(Interface dataset entries)
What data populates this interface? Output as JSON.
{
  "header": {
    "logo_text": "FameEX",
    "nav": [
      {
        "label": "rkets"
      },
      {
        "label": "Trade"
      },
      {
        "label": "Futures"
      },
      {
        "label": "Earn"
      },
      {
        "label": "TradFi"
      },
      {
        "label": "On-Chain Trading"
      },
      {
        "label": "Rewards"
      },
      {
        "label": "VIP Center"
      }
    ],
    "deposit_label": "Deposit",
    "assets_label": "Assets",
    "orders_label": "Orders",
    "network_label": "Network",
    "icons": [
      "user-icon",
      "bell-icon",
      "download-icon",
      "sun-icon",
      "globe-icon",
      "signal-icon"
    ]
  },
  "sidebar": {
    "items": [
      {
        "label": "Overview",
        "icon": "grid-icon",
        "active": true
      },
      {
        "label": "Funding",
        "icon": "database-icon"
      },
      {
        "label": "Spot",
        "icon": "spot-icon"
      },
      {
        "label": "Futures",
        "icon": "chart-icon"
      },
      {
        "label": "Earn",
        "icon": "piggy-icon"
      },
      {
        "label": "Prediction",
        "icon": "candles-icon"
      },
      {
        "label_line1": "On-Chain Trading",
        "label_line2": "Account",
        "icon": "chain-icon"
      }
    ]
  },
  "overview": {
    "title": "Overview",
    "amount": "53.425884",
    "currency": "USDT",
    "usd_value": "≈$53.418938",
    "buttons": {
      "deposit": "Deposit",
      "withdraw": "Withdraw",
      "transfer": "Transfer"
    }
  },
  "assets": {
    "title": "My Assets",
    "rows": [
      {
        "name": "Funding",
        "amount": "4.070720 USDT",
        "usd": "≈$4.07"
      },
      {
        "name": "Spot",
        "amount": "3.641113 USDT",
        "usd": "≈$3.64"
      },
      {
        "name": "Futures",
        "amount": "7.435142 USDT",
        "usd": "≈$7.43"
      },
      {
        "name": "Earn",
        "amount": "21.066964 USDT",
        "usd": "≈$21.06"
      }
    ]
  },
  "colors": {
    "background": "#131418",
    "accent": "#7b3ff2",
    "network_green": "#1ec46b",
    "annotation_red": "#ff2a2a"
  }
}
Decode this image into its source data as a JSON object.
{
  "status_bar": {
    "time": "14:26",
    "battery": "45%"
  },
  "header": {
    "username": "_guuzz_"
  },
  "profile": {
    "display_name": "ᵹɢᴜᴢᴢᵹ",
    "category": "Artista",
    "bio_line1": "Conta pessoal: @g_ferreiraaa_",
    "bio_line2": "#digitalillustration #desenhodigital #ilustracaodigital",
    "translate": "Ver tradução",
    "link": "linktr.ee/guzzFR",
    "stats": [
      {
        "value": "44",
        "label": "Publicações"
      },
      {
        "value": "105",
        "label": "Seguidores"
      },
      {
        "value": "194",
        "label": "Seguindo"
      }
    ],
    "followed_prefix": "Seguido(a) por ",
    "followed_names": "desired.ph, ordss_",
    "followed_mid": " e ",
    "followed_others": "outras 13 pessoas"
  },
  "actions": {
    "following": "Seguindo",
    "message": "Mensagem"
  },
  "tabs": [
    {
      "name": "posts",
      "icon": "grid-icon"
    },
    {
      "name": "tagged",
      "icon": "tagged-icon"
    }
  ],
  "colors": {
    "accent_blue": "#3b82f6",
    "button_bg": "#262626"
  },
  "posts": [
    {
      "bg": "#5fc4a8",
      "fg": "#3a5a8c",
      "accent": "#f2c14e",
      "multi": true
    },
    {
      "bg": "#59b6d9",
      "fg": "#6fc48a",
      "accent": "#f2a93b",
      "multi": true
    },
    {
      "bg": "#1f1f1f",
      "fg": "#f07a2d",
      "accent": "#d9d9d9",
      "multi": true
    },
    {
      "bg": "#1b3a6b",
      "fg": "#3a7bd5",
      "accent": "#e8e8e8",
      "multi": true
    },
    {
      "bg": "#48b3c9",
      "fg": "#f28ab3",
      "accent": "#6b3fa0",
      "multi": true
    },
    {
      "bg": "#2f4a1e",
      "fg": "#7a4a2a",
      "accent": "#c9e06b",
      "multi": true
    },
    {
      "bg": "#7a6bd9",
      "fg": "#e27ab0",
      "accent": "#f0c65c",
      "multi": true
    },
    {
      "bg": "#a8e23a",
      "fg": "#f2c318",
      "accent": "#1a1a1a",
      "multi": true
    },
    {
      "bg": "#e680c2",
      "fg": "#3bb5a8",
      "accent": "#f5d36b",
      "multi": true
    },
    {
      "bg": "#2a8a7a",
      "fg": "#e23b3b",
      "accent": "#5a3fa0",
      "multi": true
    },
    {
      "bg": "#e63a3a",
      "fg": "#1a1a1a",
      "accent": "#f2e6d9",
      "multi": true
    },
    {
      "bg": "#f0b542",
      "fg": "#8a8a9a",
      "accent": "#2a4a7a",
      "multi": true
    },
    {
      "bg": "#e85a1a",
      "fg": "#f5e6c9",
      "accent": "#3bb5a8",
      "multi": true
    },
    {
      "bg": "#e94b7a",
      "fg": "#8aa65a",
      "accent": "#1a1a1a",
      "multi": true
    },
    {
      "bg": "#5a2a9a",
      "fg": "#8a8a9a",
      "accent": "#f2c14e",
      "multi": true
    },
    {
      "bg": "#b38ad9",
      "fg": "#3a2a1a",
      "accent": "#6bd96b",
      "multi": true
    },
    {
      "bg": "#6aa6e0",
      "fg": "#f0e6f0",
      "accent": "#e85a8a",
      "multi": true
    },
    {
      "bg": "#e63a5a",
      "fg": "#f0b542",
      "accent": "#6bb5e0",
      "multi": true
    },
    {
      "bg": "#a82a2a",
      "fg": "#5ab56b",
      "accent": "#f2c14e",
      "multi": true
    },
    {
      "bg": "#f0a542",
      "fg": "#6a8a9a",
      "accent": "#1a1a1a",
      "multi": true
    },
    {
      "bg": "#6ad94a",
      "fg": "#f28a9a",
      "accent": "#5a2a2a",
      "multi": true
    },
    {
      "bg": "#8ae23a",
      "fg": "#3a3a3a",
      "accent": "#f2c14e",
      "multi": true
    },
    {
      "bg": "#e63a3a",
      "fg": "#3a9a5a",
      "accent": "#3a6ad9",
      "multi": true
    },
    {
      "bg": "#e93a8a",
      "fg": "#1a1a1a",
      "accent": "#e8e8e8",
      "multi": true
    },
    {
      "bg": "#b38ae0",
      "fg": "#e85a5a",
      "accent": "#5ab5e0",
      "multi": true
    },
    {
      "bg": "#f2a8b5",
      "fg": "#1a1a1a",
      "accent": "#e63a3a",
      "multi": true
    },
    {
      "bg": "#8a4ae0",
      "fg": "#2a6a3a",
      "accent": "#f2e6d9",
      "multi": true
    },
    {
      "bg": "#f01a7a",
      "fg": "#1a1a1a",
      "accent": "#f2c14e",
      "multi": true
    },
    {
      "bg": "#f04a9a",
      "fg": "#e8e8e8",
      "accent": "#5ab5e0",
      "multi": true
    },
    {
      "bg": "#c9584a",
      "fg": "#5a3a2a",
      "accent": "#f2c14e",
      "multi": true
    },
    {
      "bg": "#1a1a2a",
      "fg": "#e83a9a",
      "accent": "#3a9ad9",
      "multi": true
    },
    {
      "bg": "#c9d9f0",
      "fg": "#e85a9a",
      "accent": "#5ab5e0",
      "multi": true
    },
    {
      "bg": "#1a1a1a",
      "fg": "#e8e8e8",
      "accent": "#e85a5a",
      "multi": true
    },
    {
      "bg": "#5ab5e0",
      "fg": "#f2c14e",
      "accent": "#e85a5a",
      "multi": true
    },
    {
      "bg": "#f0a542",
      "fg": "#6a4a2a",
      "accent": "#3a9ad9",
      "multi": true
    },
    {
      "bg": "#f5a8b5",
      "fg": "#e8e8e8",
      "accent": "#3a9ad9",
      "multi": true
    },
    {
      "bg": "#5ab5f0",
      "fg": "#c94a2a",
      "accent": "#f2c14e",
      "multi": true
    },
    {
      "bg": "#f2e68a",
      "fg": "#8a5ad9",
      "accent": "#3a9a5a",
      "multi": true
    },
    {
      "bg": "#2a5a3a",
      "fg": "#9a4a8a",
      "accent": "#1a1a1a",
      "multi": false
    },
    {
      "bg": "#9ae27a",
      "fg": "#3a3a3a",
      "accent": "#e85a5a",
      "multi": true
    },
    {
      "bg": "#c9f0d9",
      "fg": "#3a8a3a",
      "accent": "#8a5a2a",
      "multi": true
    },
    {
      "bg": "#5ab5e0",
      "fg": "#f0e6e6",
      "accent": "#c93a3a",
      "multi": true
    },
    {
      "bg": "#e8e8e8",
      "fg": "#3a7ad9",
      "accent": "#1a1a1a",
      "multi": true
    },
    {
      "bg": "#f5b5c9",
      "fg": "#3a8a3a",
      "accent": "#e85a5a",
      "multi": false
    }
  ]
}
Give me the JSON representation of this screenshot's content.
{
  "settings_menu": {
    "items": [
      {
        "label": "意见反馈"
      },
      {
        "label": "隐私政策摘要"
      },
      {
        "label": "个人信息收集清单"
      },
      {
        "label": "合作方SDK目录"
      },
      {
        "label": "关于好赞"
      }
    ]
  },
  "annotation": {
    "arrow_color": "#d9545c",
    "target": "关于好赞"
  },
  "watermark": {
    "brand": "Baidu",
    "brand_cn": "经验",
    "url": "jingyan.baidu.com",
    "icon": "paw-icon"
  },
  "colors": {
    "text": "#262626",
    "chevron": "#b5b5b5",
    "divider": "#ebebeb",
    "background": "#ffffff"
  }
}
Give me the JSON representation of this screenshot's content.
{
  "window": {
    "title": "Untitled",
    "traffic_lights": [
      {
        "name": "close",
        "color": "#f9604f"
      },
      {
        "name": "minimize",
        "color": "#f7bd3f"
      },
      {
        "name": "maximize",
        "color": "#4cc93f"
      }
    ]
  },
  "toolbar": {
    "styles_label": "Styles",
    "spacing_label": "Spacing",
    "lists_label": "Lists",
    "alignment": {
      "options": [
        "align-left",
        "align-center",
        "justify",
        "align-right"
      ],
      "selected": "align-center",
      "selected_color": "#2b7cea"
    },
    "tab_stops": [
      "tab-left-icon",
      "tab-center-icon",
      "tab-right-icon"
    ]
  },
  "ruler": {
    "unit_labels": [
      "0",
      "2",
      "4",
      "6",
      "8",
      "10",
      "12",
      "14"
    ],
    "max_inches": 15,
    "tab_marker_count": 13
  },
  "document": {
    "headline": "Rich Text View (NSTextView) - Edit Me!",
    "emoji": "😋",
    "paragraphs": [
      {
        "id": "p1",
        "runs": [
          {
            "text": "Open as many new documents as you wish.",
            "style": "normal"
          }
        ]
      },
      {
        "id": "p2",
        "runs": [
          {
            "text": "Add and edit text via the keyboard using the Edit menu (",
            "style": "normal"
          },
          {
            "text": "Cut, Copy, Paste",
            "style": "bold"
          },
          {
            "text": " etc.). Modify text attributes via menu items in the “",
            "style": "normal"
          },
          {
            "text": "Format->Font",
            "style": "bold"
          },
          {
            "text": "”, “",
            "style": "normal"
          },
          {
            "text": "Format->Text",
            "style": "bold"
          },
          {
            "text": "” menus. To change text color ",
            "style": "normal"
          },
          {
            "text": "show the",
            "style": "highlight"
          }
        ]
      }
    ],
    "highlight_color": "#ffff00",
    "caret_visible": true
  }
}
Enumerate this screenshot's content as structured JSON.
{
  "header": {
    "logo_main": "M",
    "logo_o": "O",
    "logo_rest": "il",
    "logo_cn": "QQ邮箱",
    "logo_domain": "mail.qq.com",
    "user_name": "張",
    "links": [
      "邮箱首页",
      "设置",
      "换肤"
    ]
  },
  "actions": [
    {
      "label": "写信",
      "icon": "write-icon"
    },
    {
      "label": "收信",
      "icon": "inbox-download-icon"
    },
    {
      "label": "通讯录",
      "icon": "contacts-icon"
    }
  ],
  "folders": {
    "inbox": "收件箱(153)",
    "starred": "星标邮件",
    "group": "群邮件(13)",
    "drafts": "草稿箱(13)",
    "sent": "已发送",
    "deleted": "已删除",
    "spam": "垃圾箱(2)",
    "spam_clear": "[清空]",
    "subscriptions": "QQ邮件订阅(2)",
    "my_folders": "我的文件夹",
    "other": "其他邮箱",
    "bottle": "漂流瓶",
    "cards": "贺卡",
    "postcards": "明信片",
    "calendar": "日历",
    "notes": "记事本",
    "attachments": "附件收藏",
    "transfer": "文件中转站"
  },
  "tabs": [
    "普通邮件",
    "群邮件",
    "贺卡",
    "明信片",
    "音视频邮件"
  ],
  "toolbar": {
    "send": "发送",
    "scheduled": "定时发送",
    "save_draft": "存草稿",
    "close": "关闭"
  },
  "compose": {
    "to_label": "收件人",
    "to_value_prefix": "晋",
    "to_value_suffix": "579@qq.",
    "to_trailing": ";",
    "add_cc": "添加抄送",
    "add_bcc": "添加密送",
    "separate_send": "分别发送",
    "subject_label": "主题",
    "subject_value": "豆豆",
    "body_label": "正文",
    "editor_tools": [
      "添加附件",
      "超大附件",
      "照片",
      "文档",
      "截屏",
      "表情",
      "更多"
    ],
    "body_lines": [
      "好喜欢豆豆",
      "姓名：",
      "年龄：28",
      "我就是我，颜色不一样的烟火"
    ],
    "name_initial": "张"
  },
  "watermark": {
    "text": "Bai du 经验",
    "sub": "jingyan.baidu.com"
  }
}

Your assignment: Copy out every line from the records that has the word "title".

Solution for this task:
    "title": "Overview",
    "title": "My Assets",
    "title": "Untitled",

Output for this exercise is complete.